The structure indicated is the lateral pterygoid muscle.
The lateral pterygoid muscle is one of four muscles of mastication:
- Medial pterygoid
- Lateral pterygoid
The muscles of mastication act on the temporomandibular joint (TMJ), which is the joint of the jaw formed between the mandible and temporal bone. The TMJ is a synovial joint, which differs in structure to other synovial joints in that it contains a fibrocartilagenous articular disc that divides the joint into two parts. The two joint compartments result in different movements at the TMJ. The lower joint compartment allows rotational movement, whilst the upper joint compartment allows translational movement. There are four movements at the TMJ:
The lateral pterygoid muscle is located in the infratemporal fossa and consists of two heads:
- Upper head
- Lower head

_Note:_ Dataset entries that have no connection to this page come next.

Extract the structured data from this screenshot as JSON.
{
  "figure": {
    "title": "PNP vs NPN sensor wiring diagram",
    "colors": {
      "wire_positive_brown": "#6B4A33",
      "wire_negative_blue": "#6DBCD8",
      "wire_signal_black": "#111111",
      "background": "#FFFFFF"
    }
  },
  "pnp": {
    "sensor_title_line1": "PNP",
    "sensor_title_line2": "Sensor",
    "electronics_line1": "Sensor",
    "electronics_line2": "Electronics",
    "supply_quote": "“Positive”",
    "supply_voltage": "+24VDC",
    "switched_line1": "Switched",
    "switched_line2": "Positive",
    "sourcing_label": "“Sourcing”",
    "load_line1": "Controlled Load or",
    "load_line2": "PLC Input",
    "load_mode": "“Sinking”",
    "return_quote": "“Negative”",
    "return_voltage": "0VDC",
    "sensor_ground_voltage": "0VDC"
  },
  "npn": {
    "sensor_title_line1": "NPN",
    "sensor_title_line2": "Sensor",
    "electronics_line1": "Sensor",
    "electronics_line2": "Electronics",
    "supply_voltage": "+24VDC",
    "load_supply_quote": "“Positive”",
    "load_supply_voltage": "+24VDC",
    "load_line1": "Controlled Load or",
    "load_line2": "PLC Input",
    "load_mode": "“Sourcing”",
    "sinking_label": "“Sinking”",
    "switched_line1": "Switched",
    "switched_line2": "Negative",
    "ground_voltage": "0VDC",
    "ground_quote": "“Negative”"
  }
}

Due to the primarily horizontal orientation of the fibres of the lateral pterygoid, its primary function is protrusion of the mandible.

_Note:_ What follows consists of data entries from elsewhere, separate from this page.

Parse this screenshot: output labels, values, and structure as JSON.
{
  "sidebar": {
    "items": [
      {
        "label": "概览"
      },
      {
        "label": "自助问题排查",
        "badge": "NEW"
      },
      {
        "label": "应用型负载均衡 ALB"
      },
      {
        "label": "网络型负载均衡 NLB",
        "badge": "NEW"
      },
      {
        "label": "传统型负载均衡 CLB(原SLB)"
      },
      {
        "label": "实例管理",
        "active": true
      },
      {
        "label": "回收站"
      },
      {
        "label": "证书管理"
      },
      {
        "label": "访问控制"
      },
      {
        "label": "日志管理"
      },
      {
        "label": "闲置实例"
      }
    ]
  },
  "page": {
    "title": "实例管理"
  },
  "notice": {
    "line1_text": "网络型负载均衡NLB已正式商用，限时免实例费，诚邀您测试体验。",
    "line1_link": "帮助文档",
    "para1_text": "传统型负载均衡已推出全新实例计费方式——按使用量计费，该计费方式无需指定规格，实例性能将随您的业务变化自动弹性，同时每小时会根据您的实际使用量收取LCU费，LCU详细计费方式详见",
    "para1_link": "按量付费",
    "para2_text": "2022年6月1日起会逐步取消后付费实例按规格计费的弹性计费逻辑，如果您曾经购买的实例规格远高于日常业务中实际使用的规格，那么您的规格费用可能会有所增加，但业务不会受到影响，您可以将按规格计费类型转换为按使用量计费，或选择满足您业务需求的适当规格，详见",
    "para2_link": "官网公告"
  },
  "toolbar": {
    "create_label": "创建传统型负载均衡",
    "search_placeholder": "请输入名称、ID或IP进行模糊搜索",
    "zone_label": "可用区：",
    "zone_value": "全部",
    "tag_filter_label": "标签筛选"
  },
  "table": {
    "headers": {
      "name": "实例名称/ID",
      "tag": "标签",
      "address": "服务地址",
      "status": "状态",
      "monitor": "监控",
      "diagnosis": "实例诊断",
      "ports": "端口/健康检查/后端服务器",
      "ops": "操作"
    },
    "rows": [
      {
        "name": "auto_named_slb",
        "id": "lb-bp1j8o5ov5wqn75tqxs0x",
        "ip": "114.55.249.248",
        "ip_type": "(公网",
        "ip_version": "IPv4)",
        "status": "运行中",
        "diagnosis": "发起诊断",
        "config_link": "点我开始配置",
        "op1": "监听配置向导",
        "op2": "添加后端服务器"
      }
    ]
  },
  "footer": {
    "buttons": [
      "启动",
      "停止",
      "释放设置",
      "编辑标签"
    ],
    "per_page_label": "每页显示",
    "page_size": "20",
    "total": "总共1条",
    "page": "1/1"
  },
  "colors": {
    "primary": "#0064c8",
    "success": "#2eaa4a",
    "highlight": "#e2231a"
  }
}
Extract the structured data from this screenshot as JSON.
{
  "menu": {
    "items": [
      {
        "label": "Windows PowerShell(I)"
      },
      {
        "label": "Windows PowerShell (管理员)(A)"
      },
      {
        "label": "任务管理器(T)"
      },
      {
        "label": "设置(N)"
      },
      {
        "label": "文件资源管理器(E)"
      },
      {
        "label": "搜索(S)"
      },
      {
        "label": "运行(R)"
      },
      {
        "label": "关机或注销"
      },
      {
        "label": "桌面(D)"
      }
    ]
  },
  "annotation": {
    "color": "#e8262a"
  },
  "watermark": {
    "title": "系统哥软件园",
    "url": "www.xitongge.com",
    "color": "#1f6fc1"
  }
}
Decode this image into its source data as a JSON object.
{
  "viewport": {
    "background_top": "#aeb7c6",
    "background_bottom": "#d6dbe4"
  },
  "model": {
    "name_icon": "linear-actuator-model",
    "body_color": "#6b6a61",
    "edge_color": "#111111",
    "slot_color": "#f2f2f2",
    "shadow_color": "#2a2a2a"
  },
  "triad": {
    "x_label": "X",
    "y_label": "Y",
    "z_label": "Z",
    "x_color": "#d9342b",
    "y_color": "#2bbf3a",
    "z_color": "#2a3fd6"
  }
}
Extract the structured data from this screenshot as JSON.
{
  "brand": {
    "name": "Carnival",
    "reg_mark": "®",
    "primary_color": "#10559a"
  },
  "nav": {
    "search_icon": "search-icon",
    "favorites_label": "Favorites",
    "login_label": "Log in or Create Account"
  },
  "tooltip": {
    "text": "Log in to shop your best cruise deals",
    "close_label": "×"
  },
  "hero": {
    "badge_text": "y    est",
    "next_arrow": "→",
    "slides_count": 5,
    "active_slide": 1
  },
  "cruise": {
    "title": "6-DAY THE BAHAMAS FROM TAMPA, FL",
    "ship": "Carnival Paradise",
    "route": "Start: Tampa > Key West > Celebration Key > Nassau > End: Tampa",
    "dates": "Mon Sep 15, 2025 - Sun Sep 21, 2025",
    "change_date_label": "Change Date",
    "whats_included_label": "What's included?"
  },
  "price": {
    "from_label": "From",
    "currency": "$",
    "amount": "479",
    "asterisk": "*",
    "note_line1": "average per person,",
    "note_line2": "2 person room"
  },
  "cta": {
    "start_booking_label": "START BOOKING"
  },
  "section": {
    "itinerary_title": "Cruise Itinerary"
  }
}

Origin: Superior head: infratemporal crest of greater winger of sphenoid. Inferior head: lateral plate of the pterygoid process
Insertion: Conjoined tendon to neck of mandible
Action: bilateral contraction: protrusion of mandible. Unilateral contraction: side-side jaw movements
Innervation: mandibular branch of trigeminal nerve (cranial nerve V)
Learn more about the anatomy of the muscles of mastication in this anatomy tutorial.